''While we welcome this decision, this does not fulfill all our requirements for lifting of U.S. economic sanctions against South Africa," said the spokesman, who asked not to be identified.Other requirements that must still be fulfilled under the legislation that imposed the sanctions include the repeal of remaining apartheid legislation, the release of remaining political prisoners and an end to emergency rule in Natal, the province where it will remain in effect, the spokesman said.

As a result, companies not doing business in South Africa now would be prohibited from doing so, she added.

On the other hand, the United States continues to believe that American companies already doing business in South Africa play a positive role there and should remain, she said.

Black nationalist leader Nelson Mandela welcomed the move, calling it "a victory for the people of South Africa as a whole."

Before Mr. de Klerk made his announcement, Mr. Mandela said he would go on campaigning for continued international sanctions against South Africa even if the state of emergency were lifted.

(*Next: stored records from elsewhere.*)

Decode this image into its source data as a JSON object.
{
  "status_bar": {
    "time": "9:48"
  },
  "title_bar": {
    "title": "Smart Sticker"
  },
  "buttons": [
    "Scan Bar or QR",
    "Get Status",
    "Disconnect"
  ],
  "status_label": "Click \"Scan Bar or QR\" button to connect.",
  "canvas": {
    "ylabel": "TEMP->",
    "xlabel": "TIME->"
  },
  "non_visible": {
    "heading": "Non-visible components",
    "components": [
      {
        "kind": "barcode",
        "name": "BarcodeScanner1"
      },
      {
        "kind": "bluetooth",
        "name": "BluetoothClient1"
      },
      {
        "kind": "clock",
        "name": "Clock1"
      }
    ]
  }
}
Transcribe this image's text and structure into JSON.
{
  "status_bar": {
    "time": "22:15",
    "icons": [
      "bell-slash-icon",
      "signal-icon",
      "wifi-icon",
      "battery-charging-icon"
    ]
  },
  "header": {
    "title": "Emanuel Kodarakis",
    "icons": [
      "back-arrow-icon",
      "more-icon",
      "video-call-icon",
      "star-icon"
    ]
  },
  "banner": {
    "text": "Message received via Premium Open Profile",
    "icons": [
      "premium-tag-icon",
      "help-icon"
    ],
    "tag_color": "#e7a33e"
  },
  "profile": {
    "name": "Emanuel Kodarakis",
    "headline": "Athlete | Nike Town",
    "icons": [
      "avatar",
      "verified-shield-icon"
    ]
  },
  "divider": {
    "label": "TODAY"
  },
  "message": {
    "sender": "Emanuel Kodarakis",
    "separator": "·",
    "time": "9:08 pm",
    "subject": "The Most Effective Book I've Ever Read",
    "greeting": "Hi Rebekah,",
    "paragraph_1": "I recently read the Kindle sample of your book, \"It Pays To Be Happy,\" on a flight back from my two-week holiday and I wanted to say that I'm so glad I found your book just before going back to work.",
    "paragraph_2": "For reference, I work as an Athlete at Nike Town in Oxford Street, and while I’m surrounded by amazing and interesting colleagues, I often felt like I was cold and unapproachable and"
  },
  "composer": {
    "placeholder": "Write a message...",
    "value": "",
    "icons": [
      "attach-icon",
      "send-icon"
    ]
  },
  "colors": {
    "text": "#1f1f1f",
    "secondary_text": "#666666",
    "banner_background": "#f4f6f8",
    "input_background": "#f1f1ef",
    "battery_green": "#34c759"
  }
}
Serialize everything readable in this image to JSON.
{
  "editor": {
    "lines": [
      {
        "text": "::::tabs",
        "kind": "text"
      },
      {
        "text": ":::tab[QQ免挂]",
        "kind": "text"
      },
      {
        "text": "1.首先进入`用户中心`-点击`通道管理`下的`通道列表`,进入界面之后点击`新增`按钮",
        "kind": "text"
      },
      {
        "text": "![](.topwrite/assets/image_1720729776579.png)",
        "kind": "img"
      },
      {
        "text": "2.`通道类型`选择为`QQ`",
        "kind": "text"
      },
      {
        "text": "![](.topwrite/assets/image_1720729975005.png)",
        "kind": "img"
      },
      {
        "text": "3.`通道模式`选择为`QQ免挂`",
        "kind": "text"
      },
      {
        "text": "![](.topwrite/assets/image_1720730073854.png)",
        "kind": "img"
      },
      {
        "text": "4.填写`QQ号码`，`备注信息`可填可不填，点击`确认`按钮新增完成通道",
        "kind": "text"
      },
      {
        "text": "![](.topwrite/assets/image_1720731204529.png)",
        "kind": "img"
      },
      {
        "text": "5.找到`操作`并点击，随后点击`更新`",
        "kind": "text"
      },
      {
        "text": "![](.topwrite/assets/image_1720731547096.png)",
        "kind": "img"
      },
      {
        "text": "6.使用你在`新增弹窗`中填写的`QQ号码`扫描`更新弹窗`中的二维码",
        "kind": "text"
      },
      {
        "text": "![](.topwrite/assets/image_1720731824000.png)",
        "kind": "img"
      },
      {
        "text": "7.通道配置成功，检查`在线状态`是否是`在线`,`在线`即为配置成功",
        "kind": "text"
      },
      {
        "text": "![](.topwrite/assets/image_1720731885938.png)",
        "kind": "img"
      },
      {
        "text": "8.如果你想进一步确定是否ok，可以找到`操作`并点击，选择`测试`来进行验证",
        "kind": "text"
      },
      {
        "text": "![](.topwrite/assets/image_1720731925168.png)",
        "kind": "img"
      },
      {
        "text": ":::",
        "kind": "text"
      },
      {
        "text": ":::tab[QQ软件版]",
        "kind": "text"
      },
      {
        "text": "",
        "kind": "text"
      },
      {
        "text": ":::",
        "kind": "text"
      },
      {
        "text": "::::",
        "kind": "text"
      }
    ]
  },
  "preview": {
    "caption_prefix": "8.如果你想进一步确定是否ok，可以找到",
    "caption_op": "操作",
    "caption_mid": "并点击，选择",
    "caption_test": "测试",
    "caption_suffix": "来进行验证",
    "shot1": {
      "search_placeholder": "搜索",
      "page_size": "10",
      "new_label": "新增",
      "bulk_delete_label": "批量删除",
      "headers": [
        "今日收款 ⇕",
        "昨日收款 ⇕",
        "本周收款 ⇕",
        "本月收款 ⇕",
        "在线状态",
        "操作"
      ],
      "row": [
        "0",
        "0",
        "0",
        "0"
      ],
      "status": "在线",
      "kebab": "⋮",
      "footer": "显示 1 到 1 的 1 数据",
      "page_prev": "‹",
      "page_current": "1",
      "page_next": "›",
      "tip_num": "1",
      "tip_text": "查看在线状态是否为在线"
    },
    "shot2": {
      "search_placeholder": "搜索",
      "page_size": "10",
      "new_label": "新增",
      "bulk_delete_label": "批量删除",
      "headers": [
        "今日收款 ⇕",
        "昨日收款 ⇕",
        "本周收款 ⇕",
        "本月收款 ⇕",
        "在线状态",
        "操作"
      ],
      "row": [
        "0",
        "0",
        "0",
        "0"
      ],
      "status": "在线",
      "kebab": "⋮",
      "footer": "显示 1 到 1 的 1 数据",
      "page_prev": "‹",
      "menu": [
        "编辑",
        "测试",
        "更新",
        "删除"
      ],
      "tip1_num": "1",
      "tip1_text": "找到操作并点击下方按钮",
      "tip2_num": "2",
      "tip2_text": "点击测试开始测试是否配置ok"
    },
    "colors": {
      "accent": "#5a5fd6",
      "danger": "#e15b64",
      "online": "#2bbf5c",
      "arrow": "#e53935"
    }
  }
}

"There is no announcement that will make a difference. If the government decides to lift the state of emergency, it will represent a victory for the people of South Africa, but it cannot change my perception," Mr. Mandela said earlier.

"Once the process of democratization is fully under way, only then would it be appropriate for the U.S. and other countries to lift sanctions," said a congressional staffer.

Stephen Davis, a senior analyst with the Washington-based Investor Responsibility Research Center, noted that South Africa is still far from reaching a final settlement on its future, including a consensus on the economic shape of a post-apartheid society.

Therefore, he said, "It's likely that foreign corporations, in particular U.S. corporations, are going to want to see much more concrete results before they consider investing in South Africa."

Mr. Davis said the debate over what kind of economic system South Africa should have in the future has just begun.